While at Purdue University on an NROTC scholarship in 1971, Roland Haas was recruited to become a CIA deep clandestine operative. He underwent intensive training to prepare for insertion into hostile areas, including High Altitude Low Opening (HALO) parachuting and weapons instruction. In the course of his first mission (to East and West Germany, Turkey, Iran, Afghanistan, Pakistan, India, Bulgaria, Romania, and Austria), he assassinated several international drug dealers. On his return, he was thrown into an Iranian prison, where he was physically and psychologically tortured. Over the next thirty years, he served the agency on an as-needed basis, engaging in such activities as hunting down and eliminating members of the Red Army Faction and extracting Soviet Spetsnaz officers from East Germany. His cover jobs included being a part owner of an Oakland health club, which brought him into close contact with steroid abuse in professional athletics, drug abuse in general, and the Hell's Angels, whom he believes tried to have him killed. He also served in Germany as site commander for the Conventional Forces in Europe weapons treaty. His most recent cover was as the deputy director of intelligence in the U.S. Army Reserve Command, which involved him with the Guantanamo detention facility.

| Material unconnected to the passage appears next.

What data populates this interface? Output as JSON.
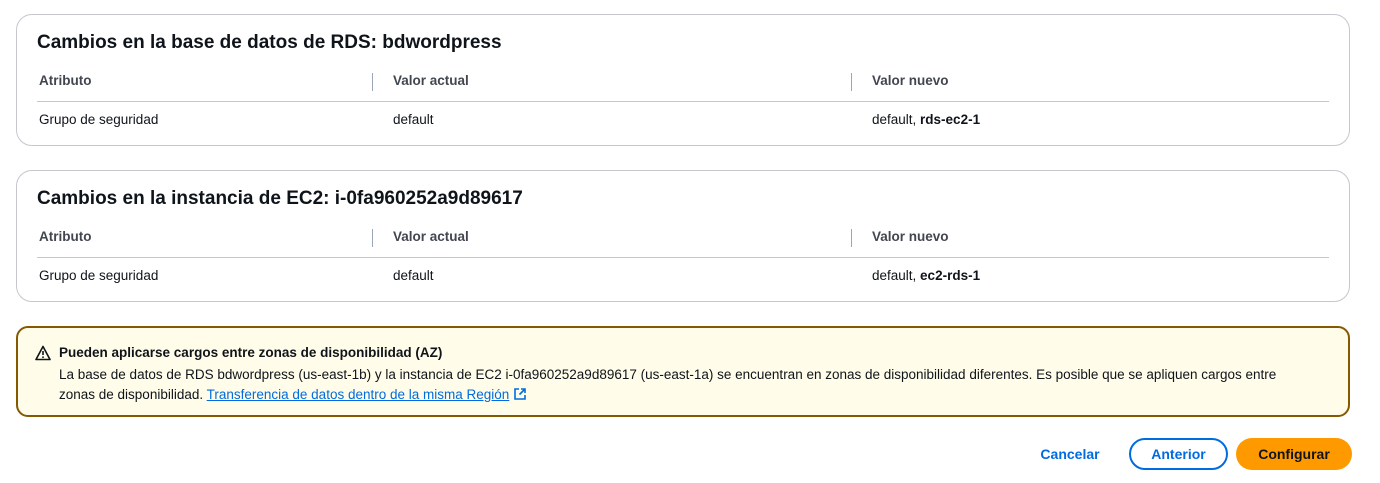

Former CIA agent and assassin Roland Haas discussed his life as a spy and how keeping the secret of a double life almost destroyed him. Regarding his days as a government hitman, he said, "I looked at it as the same way a pilot in the service drops a bomb on a building. He's done that under orders." He detailed his first contracted hit for the CIA, where he was tasked with eliminating a drug lord in Afghanistan. After being briefed on the target, Haas said, he was "left to my own devices" as far as accomplishing his mission. He ran into difficulties when he met the drug lord and saw that he was accompanied by "two burly bodyguards." Luckily, for Haas, the target sent his bodyguards out to get refreshments for the two of them, which left a window of opportunity to accomplish the mission. From there, he said, the main concern was getting out of the country unscathed. Haas explained how the myriad of US-sanctioned murders that he'd committed eventually grew to haunt him ... More »Host: Ian Punnett